As planes fly faster and higher, it becomes harder for controllers to track their movements. Today only controllers have an accurate picture of air traffic. They use this information to guide pilots around potential problems. The pilots themselves have no way to independently confirm where they are in relation to all other flights. They must rely on controllers to tell them.
Labor Day weekend, 1986. Approach controller Walter White guides Aeromexico flight 498 in for a landing at Los Angeles International airport. The airspace around LAX is very tightly controlled. It is called the TCA, the terminal control area. As Aeromexico flight 498 closes in on the airport, Walter White sees a plane he does not expect on his radar.
“Ok, you are right in the middle of TCA, sir.”
Walter White hustles the small plane out of the controlled airspace,
“… and we run a lot of jets right through there at 3,500.”

but White does not realize that there is another plane dangerously off course.
“We should be able to see the ocean by now… Take a look at the map and see…”
The Piper Cherokee is cutting across the approach to LAX oblivious to the danger.

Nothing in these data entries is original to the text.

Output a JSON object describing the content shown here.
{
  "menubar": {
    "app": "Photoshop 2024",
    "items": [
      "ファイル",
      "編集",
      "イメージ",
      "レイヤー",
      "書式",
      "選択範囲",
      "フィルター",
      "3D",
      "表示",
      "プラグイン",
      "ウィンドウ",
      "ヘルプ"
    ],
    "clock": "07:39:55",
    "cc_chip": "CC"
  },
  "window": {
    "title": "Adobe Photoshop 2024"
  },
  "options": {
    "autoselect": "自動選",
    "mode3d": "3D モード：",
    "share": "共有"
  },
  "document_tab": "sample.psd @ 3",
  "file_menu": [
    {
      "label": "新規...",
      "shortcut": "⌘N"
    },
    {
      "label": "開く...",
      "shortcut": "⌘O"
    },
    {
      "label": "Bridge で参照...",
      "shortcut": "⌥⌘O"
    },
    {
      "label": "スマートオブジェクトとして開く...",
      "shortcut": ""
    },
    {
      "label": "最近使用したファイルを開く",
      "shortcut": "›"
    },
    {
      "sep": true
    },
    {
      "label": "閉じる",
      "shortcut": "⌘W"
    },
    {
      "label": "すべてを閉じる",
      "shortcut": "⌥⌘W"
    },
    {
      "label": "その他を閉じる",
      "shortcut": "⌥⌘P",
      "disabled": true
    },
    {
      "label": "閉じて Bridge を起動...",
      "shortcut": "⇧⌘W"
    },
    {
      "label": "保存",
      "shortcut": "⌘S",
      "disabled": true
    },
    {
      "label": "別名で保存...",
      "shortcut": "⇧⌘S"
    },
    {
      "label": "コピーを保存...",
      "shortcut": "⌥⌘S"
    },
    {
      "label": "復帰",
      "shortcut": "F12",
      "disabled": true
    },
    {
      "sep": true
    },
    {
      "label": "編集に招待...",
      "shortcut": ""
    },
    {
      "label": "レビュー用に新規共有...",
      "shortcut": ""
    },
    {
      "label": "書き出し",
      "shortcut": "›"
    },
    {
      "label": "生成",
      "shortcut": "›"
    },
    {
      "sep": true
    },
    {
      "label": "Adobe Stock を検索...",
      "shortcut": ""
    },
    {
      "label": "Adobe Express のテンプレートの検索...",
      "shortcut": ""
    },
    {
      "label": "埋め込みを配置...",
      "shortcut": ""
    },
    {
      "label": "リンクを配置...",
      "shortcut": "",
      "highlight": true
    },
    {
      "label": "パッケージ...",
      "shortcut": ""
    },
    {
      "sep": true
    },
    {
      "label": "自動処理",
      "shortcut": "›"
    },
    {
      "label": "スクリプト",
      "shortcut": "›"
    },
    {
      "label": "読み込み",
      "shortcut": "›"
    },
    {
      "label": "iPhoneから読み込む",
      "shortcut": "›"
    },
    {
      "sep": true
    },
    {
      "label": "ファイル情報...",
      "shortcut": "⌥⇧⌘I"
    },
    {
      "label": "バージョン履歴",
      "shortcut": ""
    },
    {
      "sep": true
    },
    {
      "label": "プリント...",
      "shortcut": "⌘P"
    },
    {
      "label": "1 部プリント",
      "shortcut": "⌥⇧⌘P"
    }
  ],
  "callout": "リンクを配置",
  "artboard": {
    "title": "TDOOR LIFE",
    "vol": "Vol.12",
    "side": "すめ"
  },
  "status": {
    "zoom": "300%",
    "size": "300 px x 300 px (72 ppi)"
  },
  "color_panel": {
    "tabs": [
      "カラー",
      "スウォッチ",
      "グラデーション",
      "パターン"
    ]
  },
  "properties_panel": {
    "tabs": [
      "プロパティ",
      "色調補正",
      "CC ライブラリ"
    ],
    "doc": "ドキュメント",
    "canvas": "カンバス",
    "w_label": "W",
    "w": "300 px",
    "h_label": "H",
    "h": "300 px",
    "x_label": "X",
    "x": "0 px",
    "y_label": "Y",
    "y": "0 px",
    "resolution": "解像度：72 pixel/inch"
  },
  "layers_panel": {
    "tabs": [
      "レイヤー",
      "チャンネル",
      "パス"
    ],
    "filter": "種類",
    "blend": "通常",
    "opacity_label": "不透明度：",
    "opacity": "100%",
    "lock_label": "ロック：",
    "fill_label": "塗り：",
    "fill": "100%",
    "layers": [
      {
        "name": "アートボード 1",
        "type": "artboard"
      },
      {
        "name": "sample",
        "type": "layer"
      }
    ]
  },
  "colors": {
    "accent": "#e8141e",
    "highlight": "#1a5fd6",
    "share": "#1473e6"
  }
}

The Aeromexico flight is just minutes from landing.
The National Transportation Safety Board questions Walter White about what he saw on his radar display.
“At any time, did you see the Piper Cherokee on your scope? – No, no sir! The Piper Cherokee was not displayed. It is my belief that it was not on my radarscope. But when investigators finally get the air traffic control radar records, they conclude the Piper should have been visible.
“He was looking at one, trying to keep it clear. And lost track of another one on the same altitude as the approaching Aermexico jet”
The collision over Los Angeles drew attention to weaknesses in the radar systems used by air traffic controllers and led to some much-needed improvements.
“Intruder is an automated program that is now incorporated in all our major radar facilities. That if an aircraft should inadvertently intrude, the controller will now be given a visual in an oral alert, this giving him time to override a timely warning to the pilot.
After the collision over Los Angeles, radar systems at the airport were upgraded.

1) What functions do ATCs perform? What makes their work vital for flying? What makes the responsibility of ATCs continuously harder?
The main objective of ATCs is to provide separation. ATCs provide safe regulation and movement ordering for traffic. ATCs haven’t right for mistake as lives of people depend on their observation and reaction. As planes fly faster and higher, it becomes harder for controllers to track their movements.
2) Do pilots have an accurate picture of all air traffic around them? How can they establish their exact position in relation to other traffic?
No, they don’t. They can establish their exact position in relation to other traffic with help of ATC only.
3) What does TCA mean? How is the airspace around Los Angeles controlled?
TCA means terminal control area. The airspace around Los Angeles airport is tightly controlled by several ATCs who make the management of flight within the site.
4) How many aircraft was the Approach Controller dealing with simultaneously? What were they?
The Approach Controller was dealing with three aircraft simultaneously. They were Air Mexico 498, Piper Cherokee and unknown traffic.
5) What aircraft did he have to pay special attention to? Why?
Walter White had to pay special attention to out of control aircraft due to heavy traffic in TCA.
6) When questioned by the investigators, what did the controller say about each of the three aircraft? Was he able to see them all?
Controller said that he saw only Aeromexico flight 498 and out of control traffic. As he said he didn’t see Piper Cherokee because he was unable to see them all.
7) Did the recordings confirm his words? According to the expert, what was a possible reason for the mistake?
No, the recordings didn’t confirm his words. According to expert a possible reason for mistake was looking only for one aircraft trying to keep it clear.
8) What changes did the air collision over Los Angeles result in?
The collision over Los Angeles drew attention to weaknesses in the radar systems used by air traffic controllers and led to some much-needed improvements.
9) How were the radar systems improved?
The radar systems were improved with a visual and oral alerts mechanism. Improvements give to controller time to override a timely warning to the pilot if an aircraft should inadvertently intrude.
10) In your opinion, what are other reasons for misunderstanding? What can they lead to? Do you know any examples of non-routine situations caused by misunderstanding?
There are many reasons for misunderstanding such as the use of non-standard phraseology, poor knowledge of English, too much fluency or lack of fluency, bad pronunciation and strong local accent, poor reception on the radio, bad readability, frequency congestion, fatigue or stress.
Misunderstanding can lead to very serious problem such as flight delays, loos of separation, RW incursion, operational errors, aircraft damage and other incidents and accidents.
On 1 July 2002, Bashkirian Airlines Flight 2937, a Tupolev Tu-154 passenger jet with 69 people on board – mostly children – and DHL Flight 611, a Boeing 757 cargo jet with a crew of two, collided over the towns of Überlingen and Owingen, in southern Germany. All 71 people on board both aircraft were killed.
The official investigation by the German BFU identified as the main cause of the collision a number of shortcomings on the part of the Swiss air traffic control service in charge of the sector involved, and also ambiguities in the procedures regarding the use of TCAS, the on-board aircraft collision avoidance system.